hereas Tennyson and Browning's elegiac themes of unrequited love use figurative language and veiled references, Algernon Charles Swinburne's open representations of sexuality undercut Victorian aesthetic conventions. Swinburne's portrayal of overt bodily imagery and sexual themes conflicts with cultural values of order, rationality, and spirituality. In "Laus Veneris," Swinburne depicts the animalistic side of human nature, that which is instinctual and physical. The opening image of lips sucking blood blurs the boundary between human and non-human. The poem reflects a Decadent fascination with the sublime, an experience in which pleasure and pain, beauty and terror exist simultaneously. Like a typical decadent, the speaker in this passage is dominated by a passion for sin and a desire to experience new sensations. The poet reworks classical depictions of Venus and Adonis to fit his theme of unrestrained lust. The figures of Venus and Adonis are usually rendered in a state of unproductive stasis, whereas Swinburne endows them with sexual potency and activity. In Swinburne's portrayal, Venus exhibits a raging appetite rather than a passive love for Adonis. In another passage, the male subject expresses a masochistic longing to be devoured by a female Medusa:

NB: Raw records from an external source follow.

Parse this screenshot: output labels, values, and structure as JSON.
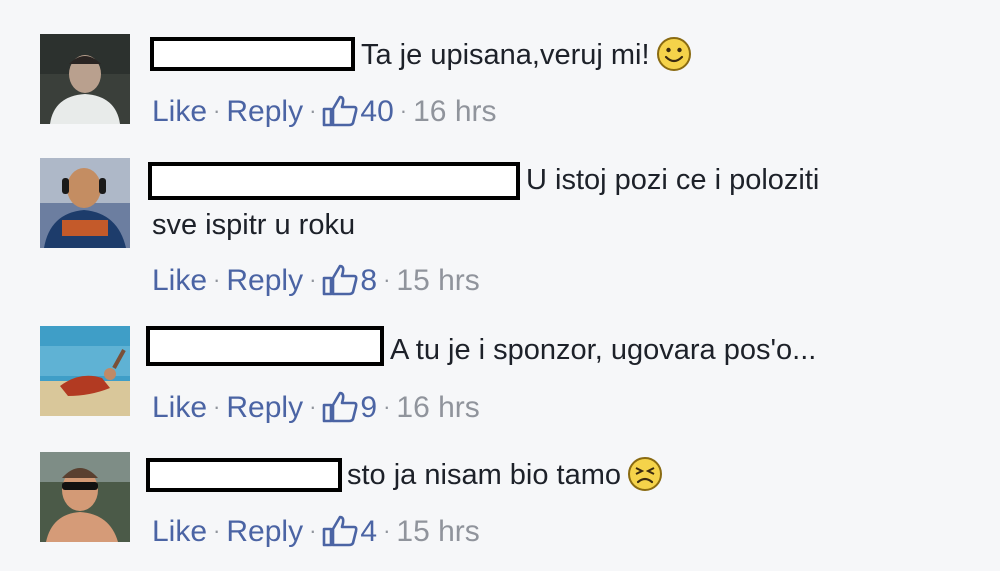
{
  "actions": {
    "like": "Like",
    "reply": "Reply",
    "sep": "·"
  },
  "comments": [
    {
      "text": "Ta je upisana,veruj mi!",
      "emoji": "smile-emoji",
      "likes": "40",
      "time": "16 hrs"
    },
    {
      "text_line1": "U istoj pozi ce i poloziti",
      "text_line2": "sve ispitr u roku",
      "likes": "8",
      "time": "15 hrs"
    },
    {
      "text": "A tu je i sponzor, ugovara pos'o...",
      "likes": "9",
      "time": "16 hrs"
    },
    {
      "text": "sto ja nisam bio tamo",
      "emoji": "persevere-emoji",
      "likes": "4",
      "time": "15 hrs"
    }
  ],
  "colors": {
    "link": "#4b64a4",
    "meta": "#90949c",
    "text": "#1d2129",
    "background": "#f6f7f9"
  }
}
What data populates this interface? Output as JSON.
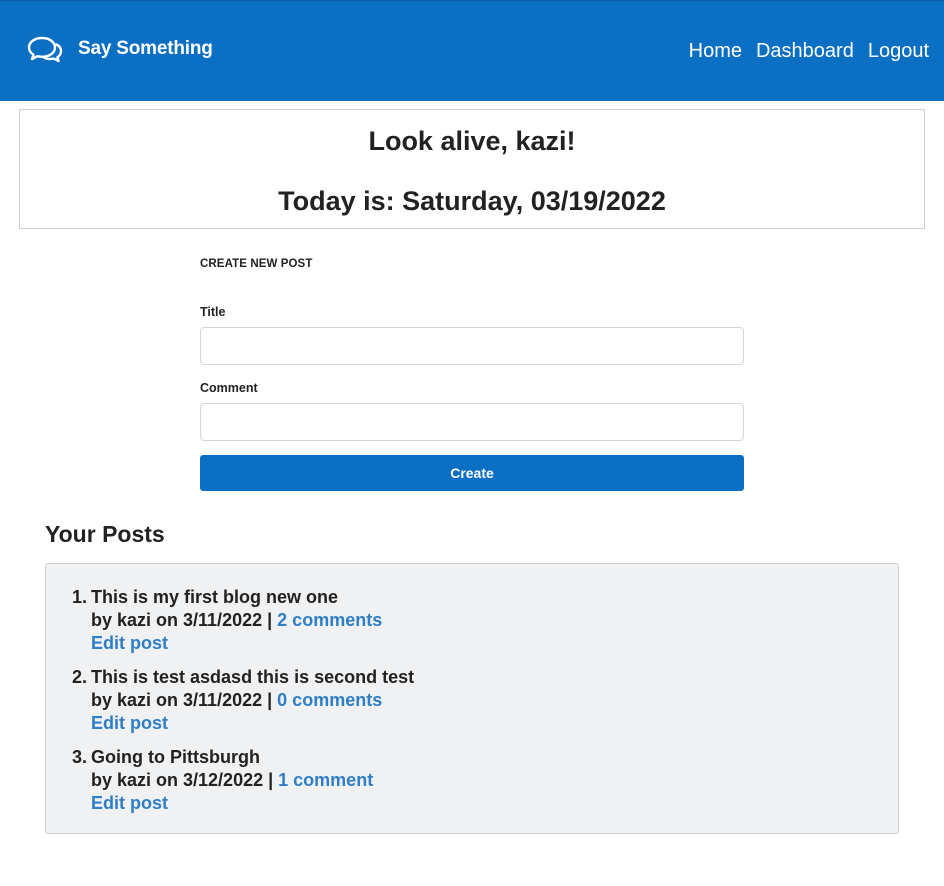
{
  "navbar": {
    "brand": "Say Something",
    "links": [
      "Home",
      "Dashboard",
      "Logout"
    ]
  },
  "greeting": {
    "welcome": "Look alive, kazi!",
    "date": "Today is: Saturday, 03/19/2022"
  },
  "form": {
    "heading": "CREATE NEW POST",
    "title_label": "Title",
    "title_value": "",
    "comment_label": "Comment",
    "comment_value": "",
    "submit_label": "Create"
  },
  "posts": {
    "heading": "Your Posts",
    "items": [
      {
        "num": "1.",
        "title": "This is my first blog new one",
        "byline": "by kazi on 3/11/2022 |",
        "comments": "2 comments",
        "edit": "Edit post"
      },
      {
        "num": "2.",
        "title": "This is test asdasd this is second test",
        "byline": "by kazi on 3/11/2022 |",
        "comments": "0 comments",
        "edit": "Edit post"
      },
      {
        "num": "3.",
        "title": "Going to Pittsburgh",
        "byline": "by kazi on 3/12/2022 |",
        "comments": "1 comment",
        "edit": "Edit post"
      }
    ]
  },
  "icons": {
    "brand_icon": "chat-bubbles-icon"
  },
  "colors": {
    "primary": "#0b6fc3",
    "link": "#2f7ec6",
    "panel_bg": "#f0f1f3"
  }
}
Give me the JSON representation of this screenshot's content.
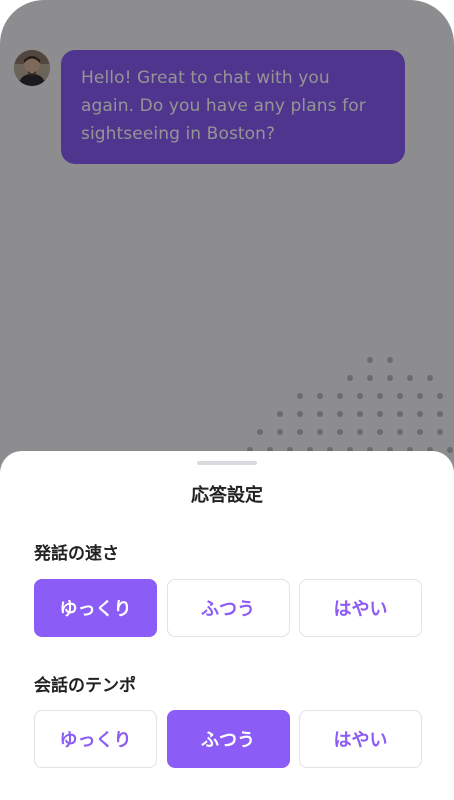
{
  "chat": {
    "message": "Hello! Great to chat with you again. Do you have any plans for sightseeing in Boston?",
    "avatar_icon": "person-avatar"
  },
  "sheet": {
    "title": "応答設定",
    "speed": {
      "label": "発話の速さ",
      "options": [
        "ゆっくり",
        "ふつう",
        "はやい"
      ],
      "selected": "ゆっくり"
    },
    "tempo": {
      "label": "会話のテンポ",
      "options": [
        "ゆっくり",
        "ふつう",
        "はやい"
      ],
      "selected": "ふつう"
    }
  },
  "colors": {
    "accent": "#8b5cf6",
    "overlay": "rgba(0,0,0,0.42)"
  }
}
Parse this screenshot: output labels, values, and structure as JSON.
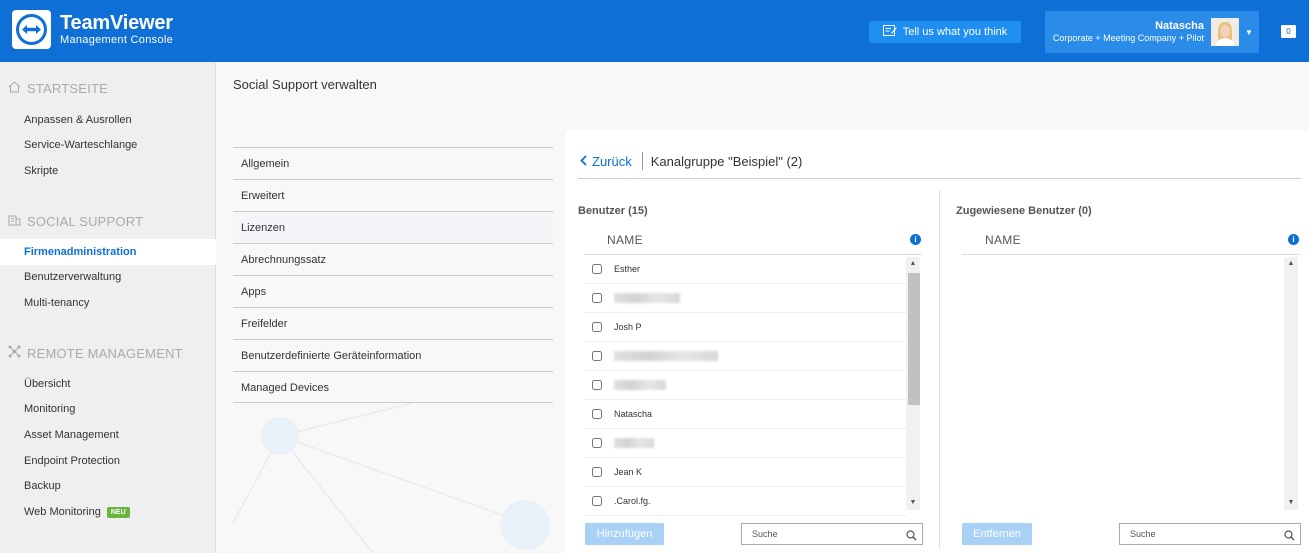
{
  "header": {
    "brand_name": "TeamViewer",
    "brand_sub": "Management Console",
    "feedback_label": "Tell us what you think",
    "user_name": "Natascha",
    "user_plan": "Corporate + Meeting Company + Pilot",
    "notification_count": "0"
  },
  "sidebar": {
    "sections": [
      {
        "title": "STARTSEITE",
        "icon": "home-icon",
        "items": [
          "Anpassen & Ausrollen",
          "Service-Warteschlange",
          "Skripte"
        ]
      },
      {
        "title": "SOCIAL SUPPORT",
        "icon": "building-icon",
        "items": [
          "Firmenadministration",
          "Benutzerverwaltung",
          "Multi-tenancy"
        ]
      },
      {
        "title": "REMOTE MANAGEMENT",
        "icon": "network-icon",
        "items": [
          "Übersicht",
          "Monitoring",
          "Asset Management",
          "Endpoint Protection",
          "Backup",
          "Web Monitoring"
        ]
      }
    ],
    "active_item": "Firmenadministration",
    "new_badge": "NEU"
  },
  "page": {
    "title": "Social Support verwalten",
    "tabs": [
      "Allgemein",
      "Erweitert",
      "Lizenzen",
      "Abrechnungssatz",
      "Apps",
      "Freifelder",
      "Benutzerdefinierte Geräteinformation",
      "Managed Devices"
    ],
    "selected_tab": "Lizenzen"
  },
  "detail": {
    "back_label": "Zurück",
    "group_title": "Kanalgruppe \"Beispiel\" (2)",
    "users": {
      "title": "Benutzer (15)",
      "column": "NAME",
      "rows": [
        "Esther",
        "",
        "Josh P",
        "",
        "",
        "Natascha",
        "",
        "Jean K",
        ".Carol.fg."
      ],
      "add_label": "Hinzufügen",
      "search_placeholder": "Suche"
    },
    "assigned": {
      "title": "Zugewiesene Benutzer (0)",
      "column": "NAME",
      "remove_label": "Entfernen",
      "search_placeholder": "Suche"
    }
  },
  "colors": {
    "header_bg": "#0e6fd6",
    "accent": "#0e6fd6",
    "new_badge": "#6cb33f",
    "disabled_button": "#a8d1f5"
  }
}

For she lies, laughing low with love; she lies
And turns his kisses on her lips to sighs,
To sighing sound of lips unsatisfied,

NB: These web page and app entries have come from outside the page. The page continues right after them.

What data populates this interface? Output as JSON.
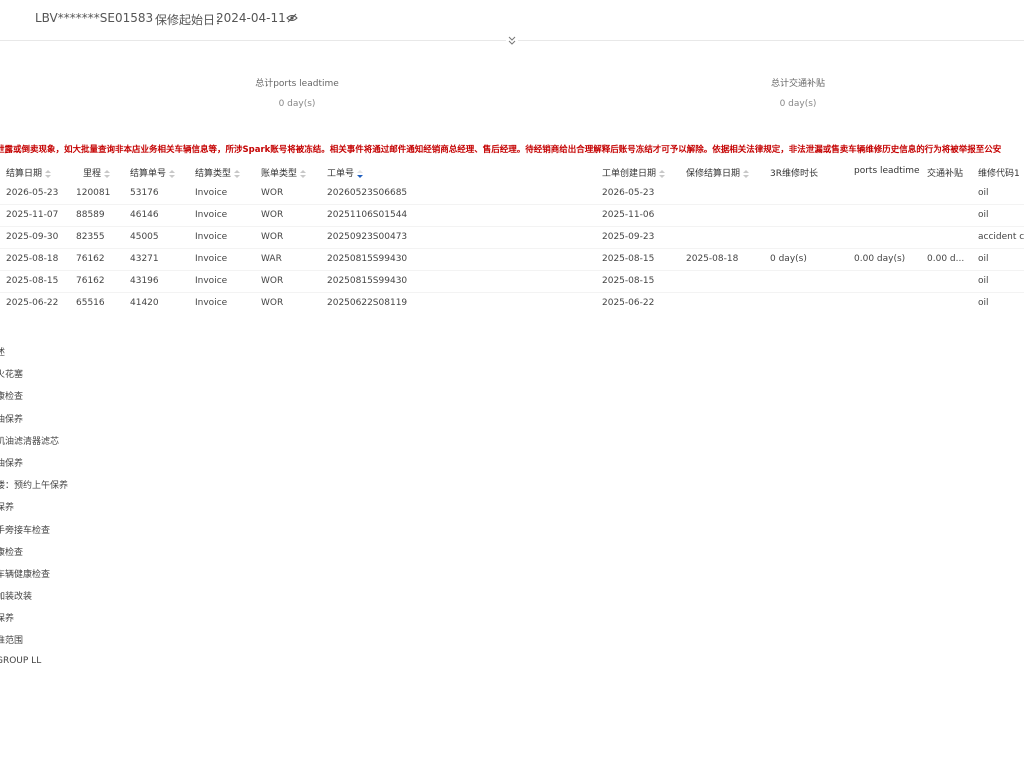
{
  "header": {
    "vin": "LBV*******SE01583",
    "warranty_start_label": "保修起始日：",
    "warranty_start_date": "2024-04-11",
    "visibility_icon": "eye-slash-icon",
    "expand_icon": "chevron-double-down-icon"
  },
  "stats": [
    {
      "label": "总计ports leadtime",
      "value": "0 day(s)"
    },
    {
      "label": "总计交通补贴",
      "value": "0 day(s)"
    }
  ],
  "warning": "泄露或倒卖现象，如大批量查询非本店业务相关车辆信息等，所涉Spark账号将被冻结。相关事件将通过邮件通知经销商总经理、售后经理。待经销商给出合理解释后账号冻结才可予以解除。依据相关法律规定，非法泄漏或售卖车辆维修历史信息的行为将被举报至公安",
  "table": {
    "columns": [
      {
        "label": "结算日期",
        "sortable": true
      },
      {
        "label": "里程",
        "sortable": true
      },
      {
        "label": "结算单号",
        "sortable": true
      },
      {
        "label": "结算类型",
        "sortable": true
      },
      {
        "label": "账单类型",
        "sortable": true
      },
      {
        "label": "工单号",
        "sortable": true,
        "active": true
      },
      {
        "label": "工单创建日期",
        "sortable": true
      },
      {
        "label": "保修结算日期",
        "sortable": true
      },
      {
        "label": "3R维修时长",
        "sortable": false
      },
      {
        "label": "ports leadtime",
        "sortable": false
      },
      {
        "label": "交通补贴",
        "sortable": false
      },
      {
        "label": "维修代码1",
        "sortable": false
      }
    ],
    "rows": [
      [
        "2026-05-23",
        "120081",
        "53176",
        "Invoice",
        "WOR",
        "20260523S06685",
        "2026-05-23",
        "",
        "",
        "",
        "",
        "oil"
      ],
      [
        "2025-11-07",
        "88589",
        "46146",
        "Invoice",
        "WOR",
        "20251106S01544",
        "2025-11-06",
        "",
        "",
        "",
        "",
        "oil"
      ],
      [
        "2025-09-30",
        "82355",
        "45005",
        "Invoice",
        "WOR",
        "20250923S00473",
        "2025-09-23",
        "",
        "",
        "",
        "",
        "accident cor"
      ],
      [
        "2025-08-18",
        "76162",
        "43271",
        "Invoice",
        "WAR",
        "20250815S99430",
        "2025-08-15",
        "2025-08-18",
        "0 day(s)",
        "0.00 day(s)",
        "0.00 d...",
        "oil"
      ],
      [
        "2025-08-15",
        "76162",
        "43196",
        "Invoice",
        "WOR",
        "20250815S99430",
        "2025-08-15",
        "",
        "",
        "",
        "",
        "oil"
      ],
      [
        "2025-06-22",
        "65516",
        "41420",
        "Invoice",
        "WOR",
        "20250622S08119",
        "2025-06-22",
        "",
        "",
        "",
        "",
        "oil"
      ]
    ]
  },
  "descriptions": [
    "述",
    "火花塞",
    "康检查",
    "油保养",
    "机油滤清器滤芯",
    "油保养",
    "楼：预约上午保养",
    "保养",
    "手旁接车检查",
    "康检查",
    "车辆健康检查",
    "加装改装",
    "保养",
    "准范围",
    "GROUP LL"
  ]
}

And the sweet tears are tender with her eyes.
Ah, not as they, but as the souls that were
Slain in the old time, having found her fair;
Who, sleeping with her lips upon their eyes,
Heard sudden serpents hiss across her hair.
Their blood runs round the roots of time like rain:
She casts them forth and gathers them again;
With nerve and bone she weaves and multiplies
Exceeding pleasure out of extreme pain.
It is clear that Swinburne's provactive images convey the sexual themes of the poem. How does he also use language to convey sensuality? What other poet(s) use similar techniques?
What are recurring images of eyelids and lips supposed to signify?
What are the implications of the Medusa reference? How does the oedipal complex function in this poem? How do the roles of sexual dominance and passivity oscillate between genders throughout the poem?
Is the female specifically associated with notions of excess and extremes?
What is Swinburne's attitude toward decadent sexual practices that are perverse and masochistic?
Last modified 5 November 2003